Another remarkable achievement with the ERP was patient hospital discharge as soon as recovery was complete according to predefined standardized criteria (i.e., fit for discharge), while control patients left the hospital a median of one day after they were fit for discharge.
It could be argued that the improved outcome among ERP patients could be due to the use of laparoscopy (95%) as opposed to open surgery among control patients. Certainly, the laparoscopic approach is a key stress reducing element that should be integrated in ERP to obtain the greatest improvement in recovery . The global peri-operative patient care, however, is fundamental to improve the postoperative outcome regardless of the approach used . A meta-analysis of randomized trials on open colorectal resections showed a significant reduction of hospital LoS by following ERP . Finally, it should be noticed that being on traditional rather than enhanced recovery care was the only independent predictor of prolonged hospital LoS in our study population (N=160).
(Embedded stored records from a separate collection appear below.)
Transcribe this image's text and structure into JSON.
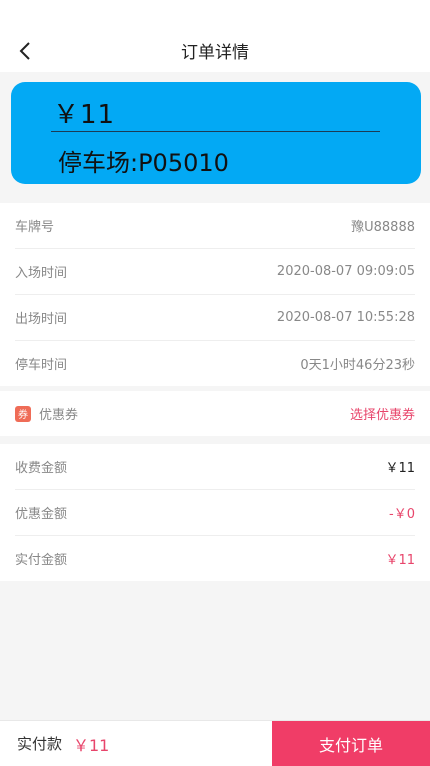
{
  "header": {
    "title": "订单详情",
    "back_icon": "chevron-left-icon"
  },
  "card": {
    "amount": "￥11",
    "parking_lot": "停车场:P05010",
    "background_color": "#03a9f4"
  },
  "details": [
    {
      "label": "车牌号",
      "value": "豫U88888"
    },
    {
      "label": "入场时间",
      "value": "2020-08-07 09:09:05"
    },
    {
      "label": "出场时间",
      "value": "2020-08-07 10:55:28"
    },
    {
      "label": "停车时间",
      "value": "0天1小时46分23秒"
    }
  ],
  "coupon": {
    "badge": "券",
    "label": "优惠券",
    "action": "选择优惠券"
  },
  "fees": [
    {
      "label": "收费金额",
      "value": "￥11"
    },
    {
      "label": "优惠金额",
      "value": "-￥0"
    },
    {
      "label": "实付金额",
      "value": "￥11"
    }
  ],
  "bottom": {
    "pay_label": "实付款",
    "pay_amount": "￥11",
    "pay_button": "支付订单",
    "accent_color": "#f03d67"
  }
}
An interesting point of debate could be the higher postoperative ICU admission rate observed in ERP group (47%) compared to the Pre-ERP group (20%), although the duration of ICU LoS was half [1 (1-1) vs. 2 (1-4), p=0.001]. This reflects, however, the institution of a sub-intensive care unit (SICU) in 2016 to care for the elderly as well as the advanced age in our study population.
Another important aspect of ERP perioperative care is related to health cost-saving. Previous studies show hospital LoS reduction yielding significant cost savings per patient with ERP in colorectal surgery [6,8,17]. Moreover, a prospective study underlined the benefits of an ERP in a North American community hospital in terms of overall wound complications rates . Although not evaluated in our investigation, the decrease in postoperative complications (31%) and duration of hospital LoS (5 days shorter) among patients on enhanced recovery may well suggest a reduction for institutional costs with the ERP.
Strength and limitations
This is a single center prospective study with a historical control group used for comparison and, therefore, the results must be interpreted with caution.
Due to profound organizational changes in the unit and the time of implementation of the program there is a two-year interval between the study periods. Also, two different surgeons operated in the ERP group and pre-ERP group, respectively.
Patients in the ERP group may have benefited from the laparoscopic approach as opposed to the open one adopted in the Pre-ERP group. Minimally invasive approaches, however, are an important component of ERPs to reduce the postoperative surgical stress response. Furthermore, at multivariate analysis, being on a traditional perioperative program was the only factor associated to prolonged hospital LoS.
Nonetheless, given the weakness and paucity of scientific evidence about implementation of ERP in colorectal surgery, this study is very useful as it clearly demonstrates the reproducibility of a safe and effective colorectal ERP within a wide agricultural area with a low-density population.